Wood engraving, 2 sheets joined, sheets size 49.5 x 128.5 cm, map 45 x 122 cm, black and white, laid on linen; ‘published with part 67 of Cassell’s Old & New London’.
Bird’s eye map-view of Tudor London, derived from George Vertue’s 1737 edition of a map which he attributed to Elizabethan surveyor Ralph Agas. In common with most early maps of London, it was ultimately derived from the lost ‘copperplate map’ of the late 1550’s which was commissioned by Hanseatic merchants eager to curry favour with Queen Mary. No examples of the copperplate map survive, although we do have smaller early versions, such as Braun and Hogenberg’s plan of 1572. Just three examples of a large woodcut version created circa 1633 still exist, and it was an example of this map which George Vertue copied, at roughly full size, after seeing it in the collection of Sir Hans Sloane.
It was Vertue who first attributed the map to the Elizabethan surveyor Ralph Agas when he exhibited his version to the Society of Antiquaries, and the attribution persists on Dower’s Victorian version.

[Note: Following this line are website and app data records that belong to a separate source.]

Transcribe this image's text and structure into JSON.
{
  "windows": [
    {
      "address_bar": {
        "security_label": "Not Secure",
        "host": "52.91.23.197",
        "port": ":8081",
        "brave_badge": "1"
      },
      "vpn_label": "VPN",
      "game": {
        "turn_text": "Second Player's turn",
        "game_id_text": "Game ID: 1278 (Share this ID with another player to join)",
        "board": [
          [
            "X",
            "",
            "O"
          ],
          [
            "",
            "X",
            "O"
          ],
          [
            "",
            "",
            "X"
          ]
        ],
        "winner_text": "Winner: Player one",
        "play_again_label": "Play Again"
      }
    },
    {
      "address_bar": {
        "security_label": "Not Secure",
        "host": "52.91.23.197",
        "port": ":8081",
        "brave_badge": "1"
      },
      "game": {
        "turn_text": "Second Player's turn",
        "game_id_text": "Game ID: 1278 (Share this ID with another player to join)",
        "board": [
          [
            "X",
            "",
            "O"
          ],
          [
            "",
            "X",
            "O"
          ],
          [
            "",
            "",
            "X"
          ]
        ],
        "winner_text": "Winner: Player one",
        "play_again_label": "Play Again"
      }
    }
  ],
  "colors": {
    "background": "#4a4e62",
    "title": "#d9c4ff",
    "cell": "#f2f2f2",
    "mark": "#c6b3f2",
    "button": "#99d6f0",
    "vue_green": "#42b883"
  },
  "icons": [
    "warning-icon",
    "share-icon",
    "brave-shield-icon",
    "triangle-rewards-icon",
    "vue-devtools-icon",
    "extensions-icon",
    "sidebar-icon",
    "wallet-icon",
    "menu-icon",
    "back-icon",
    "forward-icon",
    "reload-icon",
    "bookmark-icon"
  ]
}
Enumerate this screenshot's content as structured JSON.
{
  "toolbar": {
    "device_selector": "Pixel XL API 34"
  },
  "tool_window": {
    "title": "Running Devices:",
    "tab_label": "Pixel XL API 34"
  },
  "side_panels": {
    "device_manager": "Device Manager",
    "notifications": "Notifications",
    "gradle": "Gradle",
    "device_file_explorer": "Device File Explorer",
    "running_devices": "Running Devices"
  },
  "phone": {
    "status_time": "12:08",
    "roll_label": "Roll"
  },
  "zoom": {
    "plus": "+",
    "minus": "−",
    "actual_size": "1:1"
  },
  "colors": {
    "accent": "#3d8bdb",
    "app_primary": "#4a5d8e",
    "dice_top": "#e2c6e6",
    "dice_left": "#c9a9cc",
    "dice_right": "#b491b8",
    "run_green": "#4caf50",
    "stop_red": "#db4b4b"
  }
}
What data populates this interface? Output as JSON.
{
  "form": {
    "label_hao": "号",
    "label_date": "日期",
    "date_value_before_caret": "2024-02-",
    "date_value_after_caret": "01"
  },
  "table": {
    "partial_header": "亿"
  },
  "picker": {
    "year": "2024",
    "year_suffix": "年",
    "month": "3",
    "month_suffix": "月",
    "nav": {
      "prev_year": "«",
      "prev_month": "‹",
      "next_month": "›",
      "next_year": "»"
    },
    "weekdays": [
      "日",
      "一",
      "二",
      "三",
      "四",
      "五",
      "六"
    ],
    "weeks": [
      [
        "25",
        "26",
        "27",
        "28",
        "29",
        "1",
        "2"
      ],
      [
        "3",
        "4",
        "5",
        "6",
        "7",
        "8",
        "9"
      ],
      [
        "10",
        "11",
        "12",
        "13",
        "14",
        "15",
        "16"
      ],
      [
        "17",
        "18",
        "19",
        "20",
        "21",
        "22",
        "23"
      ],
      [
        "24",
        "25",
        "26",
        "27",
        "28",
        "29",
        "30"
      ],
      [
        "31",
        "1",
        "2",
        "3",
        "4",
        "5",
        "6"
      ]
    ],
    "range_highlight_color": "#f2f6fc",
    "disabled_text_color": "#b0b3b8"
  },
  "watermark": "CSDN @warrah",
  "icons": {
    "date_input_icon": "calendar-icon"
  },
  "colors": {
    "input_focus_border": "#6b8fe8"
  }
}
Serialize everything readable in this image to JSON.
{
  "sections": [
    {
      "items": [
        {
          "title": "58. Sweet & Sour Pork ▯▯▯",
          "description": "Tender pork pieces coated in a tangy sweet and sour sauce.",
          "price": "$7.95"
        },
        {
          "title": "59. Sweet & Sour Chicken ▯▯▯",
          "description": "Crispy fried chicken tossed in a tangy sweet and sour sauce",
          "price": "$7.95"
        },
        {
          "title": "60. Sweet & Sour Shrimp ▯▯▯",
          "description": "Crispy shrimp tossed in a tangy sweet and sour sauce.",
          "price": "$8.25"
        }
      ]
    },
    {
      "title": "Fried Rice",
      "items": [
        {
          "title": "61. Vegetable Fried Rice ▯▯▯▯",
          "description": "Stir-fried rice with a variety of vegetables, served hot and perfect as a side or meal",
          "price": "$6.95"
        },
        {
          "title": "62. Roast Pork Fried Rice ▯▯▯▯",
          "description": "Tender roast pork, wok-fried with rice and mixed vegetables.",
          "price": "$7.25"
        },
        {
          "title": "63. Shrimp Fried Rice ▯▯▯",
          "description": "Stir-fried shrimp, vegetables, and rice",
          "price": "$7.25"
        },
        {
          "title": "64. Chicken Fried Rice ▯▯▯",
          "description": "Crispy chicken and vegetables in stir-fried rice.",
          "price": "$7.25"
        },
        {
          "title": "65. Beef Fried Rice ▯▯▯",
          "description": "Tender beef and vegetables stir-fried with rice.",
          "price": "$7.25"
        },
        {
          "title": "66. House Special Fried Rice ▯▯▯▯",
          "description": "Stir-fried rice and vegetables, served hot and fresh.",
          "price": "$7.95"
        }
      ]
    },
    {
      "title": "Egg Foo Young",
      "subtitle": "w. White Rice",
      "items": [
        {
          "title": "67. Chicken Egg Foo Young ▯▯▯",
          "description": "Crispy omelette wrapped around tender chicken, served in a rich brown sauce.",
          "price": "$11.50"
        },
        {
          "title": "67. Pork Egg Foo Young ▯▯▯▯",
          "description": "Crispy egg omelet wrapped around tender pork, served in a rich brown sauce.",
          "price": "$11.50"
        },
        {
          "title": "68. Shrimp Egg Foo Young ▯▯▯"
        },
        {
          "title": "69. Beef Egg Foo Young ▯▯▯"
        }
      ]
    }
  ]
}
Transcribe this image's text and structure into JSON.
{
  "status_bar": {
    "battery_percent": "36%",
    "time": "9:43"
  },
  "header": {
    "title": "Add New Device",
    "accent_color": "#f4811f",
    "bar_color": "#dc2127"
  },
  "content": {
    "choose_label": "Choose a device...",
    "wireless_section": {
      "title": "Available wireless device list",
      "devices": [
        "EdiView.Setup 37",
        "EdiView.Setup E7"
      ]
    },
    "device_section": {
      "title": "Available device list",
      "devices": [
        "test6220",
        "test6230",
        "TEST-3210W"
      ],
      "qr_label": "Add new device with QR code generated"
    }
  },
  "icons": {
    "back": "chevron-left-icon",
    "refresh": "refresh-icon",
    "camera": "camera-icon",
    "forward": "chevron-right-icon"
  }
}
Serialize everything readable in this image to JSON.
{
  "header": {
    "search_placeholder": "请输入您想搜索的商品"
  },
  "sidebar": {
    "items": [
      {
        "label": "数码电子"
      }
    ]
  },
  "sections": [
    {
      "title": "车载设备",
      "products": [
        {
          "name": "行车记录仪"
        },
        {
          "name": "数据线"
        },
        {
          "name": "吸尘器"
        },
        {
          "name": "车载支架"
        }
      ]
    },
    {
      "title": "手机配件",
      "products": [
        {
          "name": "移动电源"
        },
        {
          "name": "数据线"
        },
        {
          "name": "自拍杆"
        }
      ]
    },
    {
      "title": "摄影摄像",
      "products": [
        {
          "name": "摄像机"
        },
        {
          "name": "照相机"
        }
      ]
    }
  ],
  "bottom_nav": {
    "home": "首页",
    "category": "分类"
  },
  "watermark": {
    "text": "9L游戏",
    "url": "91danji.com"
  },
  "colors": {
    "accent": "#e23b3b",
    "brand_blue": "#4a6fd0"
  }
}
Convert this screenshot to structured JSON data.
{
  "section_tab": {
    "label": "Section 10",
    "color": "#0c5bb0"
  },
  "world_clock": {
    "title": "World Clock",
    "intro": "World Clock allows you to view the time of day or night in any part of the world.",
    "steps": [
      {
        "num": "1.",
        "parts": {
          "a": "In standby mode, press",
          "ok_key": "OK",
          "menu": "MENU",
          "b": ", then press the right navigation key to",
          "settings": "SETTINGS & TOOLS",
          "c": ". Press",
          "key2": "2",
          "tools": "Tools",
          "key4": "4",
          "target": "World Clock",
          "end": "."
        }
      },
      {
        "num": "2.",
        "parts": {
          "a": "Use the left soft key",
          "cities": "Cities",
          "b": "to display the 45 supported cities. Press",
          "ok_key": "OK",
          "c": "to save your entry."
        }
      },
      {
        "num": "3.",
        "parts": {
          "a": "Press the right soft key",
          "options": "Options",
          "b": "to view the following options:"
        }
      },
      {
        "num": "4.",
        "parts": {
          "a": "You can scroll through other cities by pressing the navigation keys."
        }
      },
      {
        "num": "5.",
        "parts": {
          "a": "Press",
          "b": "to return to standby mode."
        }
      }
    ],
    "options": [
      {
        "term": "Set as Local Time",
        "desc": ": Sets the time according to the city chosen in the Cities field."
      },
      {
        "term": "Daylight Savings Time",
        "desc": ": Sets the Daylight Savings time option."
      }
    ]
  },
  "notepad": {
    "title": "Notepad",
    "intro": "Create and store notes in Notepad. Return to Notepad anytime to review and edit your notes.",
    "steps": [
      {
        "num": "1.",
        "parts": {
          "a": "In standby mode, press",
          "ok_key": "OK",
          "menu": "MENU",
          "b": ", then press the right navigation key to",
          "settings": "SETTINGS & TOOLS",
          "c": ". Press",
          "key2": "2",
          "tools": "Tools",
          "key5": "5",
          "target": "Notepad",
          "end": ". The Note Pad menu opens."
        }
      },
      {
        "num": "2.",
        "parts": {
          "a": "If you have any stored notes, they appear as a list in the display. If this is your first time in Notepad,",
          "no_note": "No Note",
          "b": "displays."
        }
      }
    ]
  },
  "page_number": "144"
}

It was first published in Edward Weller’s Weekly Dispatch Atlas in 1863, and for the benefit of his modern readers Dower superimposed the locations of later additions to London such as Waterloo Bridge, Russell Square, the British Museum and the terminus of the newly built Metropolitan Railway. This edition was issued with Walter Thornbury and Edward Walford’s ‘Old and New London’, originally published in parts 1873-1878 and reprinted as a six volume work thereafter.